Why just listen to the radio when you can discuss how to to harness the technology for the better? Through Sunday, the On Air Fest contributors including Roxane Gay, Radiolab’s Jad Abumrad, Amber Tamblyn, Still Processing’s Jenna Wortham, and more converge at the Wythe Hotel for discussions, performances, live podcast tapings, and more, all exploring the future of audio. And get your fill of talking about Warhol at “Andy Warhol After Pop,” two days of free discussions of the artist’s later works at the New School, in conjunction with the exhibition “Andy Warhol — From A to B and Back Again,” at the Whitney. The event is free but registration is required.
6. Visit the most gorgeous venue in New York.
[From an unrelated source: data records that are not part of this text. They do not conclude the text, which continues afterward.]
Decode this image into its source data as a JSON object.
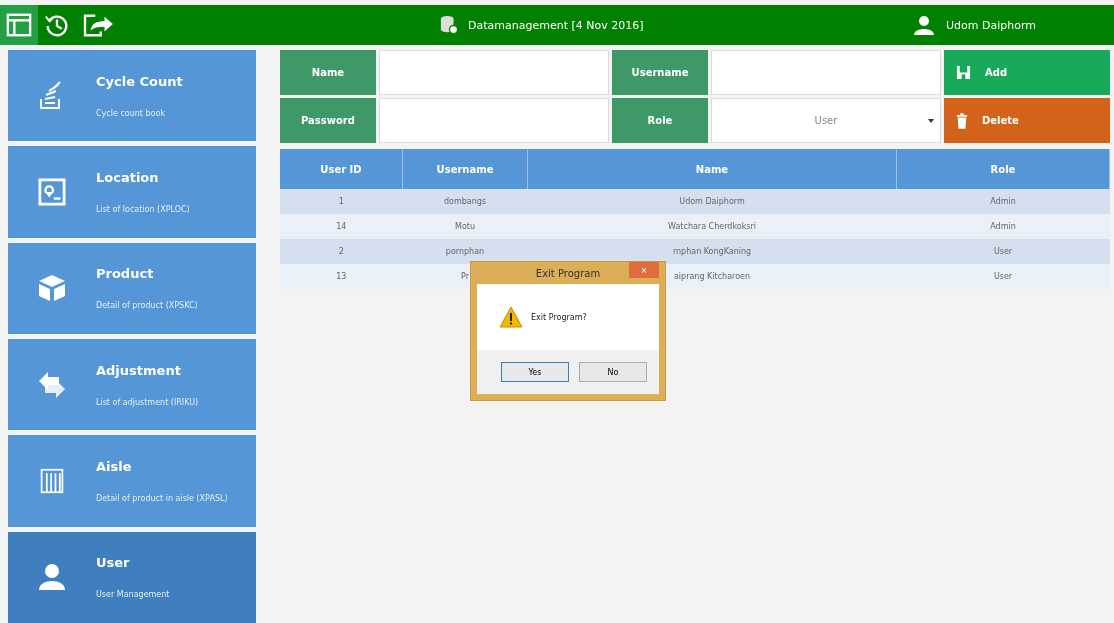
{
  "toolbar": [
    {
      "kind": "table",
      "selected": true
    },
    {
      "kind": "history",
      "selected": false
    },
    {
      "kind": "exit",
      "selected": false
    }
  ],
  "header": {
    "title": "Datamanagement [4 Nov 2016]",
    "user": "Udom  Daiphorm"
  },
  "sidebar": {
    "items": [
      {
        "kind": "cycle",
        "title": "Cycle Count",
        "subtitle": "Cycle count book",
        "selected": false
      },
      {
        "kind": "location",
        "title": "Location",
        "subtitle": "List of location (XPLOC)",
        "selected": false
      },
      {
        "kind": "box",
        "title": "Product",
        "subtitle": "Detail of product  (XPSKC)",
        "selected": false
      },
      {
        "kind": "swap",
        "title": "Adjustment",
        "subtitle": "List of adjustment (IRIKU)",
        "selected": false
      },
      {
        "kind": "aisle",
        "title": "Aisle",
        "subtitle": "Detail of product in aisle (XPASL)",
        "selected": false
      },
      {
        "kind": "user",
        "title": "User",
        "subtitle": "User Management",
        "selected": true
      }
    ]
  },
  "form": {
    "name_label": "Name",
    "username_label": "Username",
    "password_label": "Password",
    "role_label": "Role",
    "role_value": "User",
    "add": "Add",
    "delete": "Delete"
  },
  "table": {
    "columns": [
      "User ID",
      "Username",
      "Name",
      "Role"
    ],
    "rows": [
      [
        "1",
        "dombangs",
        "Udom Daiphorm",
        "Admin"
      ],
      [
        "14",
        "Motu",
        "Watchara Cherdkoksri",
        "Admin"
      ],
      [
        "2",
        "pornphan",
        "rnphan KongKaning",
        "User"
      ],
      [
        "13",
        "Pr",
        "aiprang Kitcharoen",
        "User"
      ]
    ]
  },
  "dialog": {
    "title": "Exit Program",
    "close": "×",
    "message": "Exit Program?",
    "buttons": [
      "Yes",
      "No"
    ]
  }
}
A show at the Appel Room is like the New York you see in the pictures: glitzy and glamorous, with a window-backed stage framing a view of Central Park. This weekend, you can have that New York with your choice of shows as part of Lincoln Center’s American Songbook series. Tonight, see the experimental stylings of Son Lux; tomorrow, catch actor and Juilliard grad Oscar Isaac; and on Saturday, enjoy the most New York of them all, the great Martha Plimpton, who pairs songs by Aimee Mann with American presidents. It’s very Martha!
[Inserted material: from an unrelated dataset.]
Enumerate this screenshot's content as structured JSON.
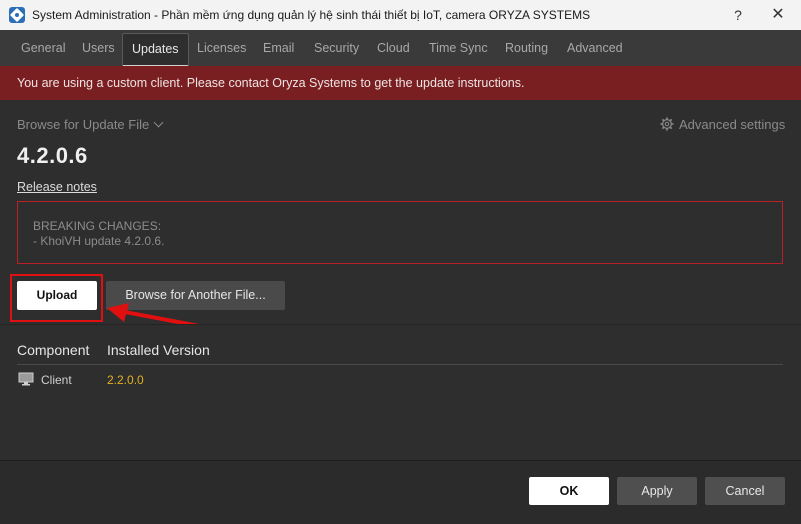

7. Steep yer tea.
Drink the good stuff and learn about it, too, at the newly launched tea classes at Luv Tea, the West Village tea salon. The salon’s mission is to educate curious tea drinkers about high-grade oolongs, with theirs sourced from the owner’s family farms in Taiwan’s Alishan region. At the classes, you’ll learn everything from the basics of Taiwanese oolong, grading scales, brewing, and how to conduct a tea ceremony, to — at the advanced level — tea roasting and how to make bubble tea from scratch, which is apparently something you can do. Reservations can be made online.
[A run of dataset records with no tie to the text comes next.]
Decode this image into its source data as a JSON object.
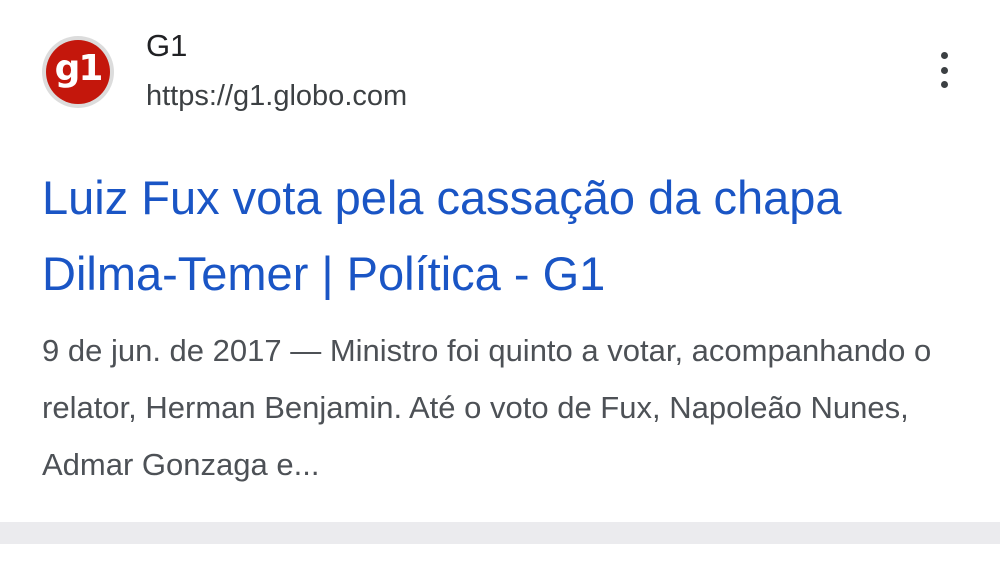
{
  "result": {
    "site_name": "G1",
    "site_url": "https://g1.globo.com",
    "logo_text": "g1",
    "title": "Luiz Fux vota pela cassação da chapa Dilma-Temer | Política - G1",
    "date": "9 de jun. de 2017",
    "separator": " — ",
    "snippet": "Ministro foi quinto a votar, acompanhando o relator, Herman Benjamin. Até o voto de Fux, Napoleão Nunes, Admar Gonzaga e..."
  },
  "icons": {
    "logo": "g1-logo-icon",
    "more": "more-vert-icon"
  },
  "colors": {
    "title_link": "#1a55c5",
    "logo_red": "#c4170c",
    "snippet_text": "#4d5156"
  }
}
8. Laugh at jokes!
The UCB East venue may have closed but its shows live on at Subculture in the East Village, with favorites on Sunday like the stand-up lineup of “If You Build It,” and the everything-goes “We Hope YOU Have Fun,” with a lineup including comedian Emmy Blotnick, and Ziwe Fumudoh, writer for Desus & Mero. Also on Sunday, Patton Oswalt at the Beacon Theater. There’s no opening act, so show up early for that one.
9. Party for a cause.
Fat Tuesday is next week, but you can start early — and for a good cause — at the Bell House this Sunday at “It’s Common Census: A Mardi Gras Bash to Make Every Person Count.” Comedians Pat Regan and Christi Chiello host a variety show to benefit Southern Echo, a Mississippi-based nonprofit focused on redrawing voting maps to get everyone fairly represented in the 2020 Census. Play drag bingo, see some burlesque, and dance to the funk tunes of the L-Train Brass Band. Beads and Vieux Carrés optional.
10. Say goodbye to the Rocketman.
He’s hobnobbed with movie starlets and princesses, was delightful in Kingsman: The Golden Circle, and for over 50 years has turned us all into tiny dancers. Now it’s time for Sir Elton Hercules John to say goodbye, but in true signature style. When he’s done with his three-year “Farewell, Yellow Brick Road” tour he’ll have played over 300 shows, matching with his sales of over 300 million records. A few of those shows come our way this week, first on Saturday at the Prudential Center in Newark, then next Tuesday and Wednesday at MSG. Friday and Saturday he’ll be in Brooklyn at the Barclays Center. Dress to impress, because you know he will.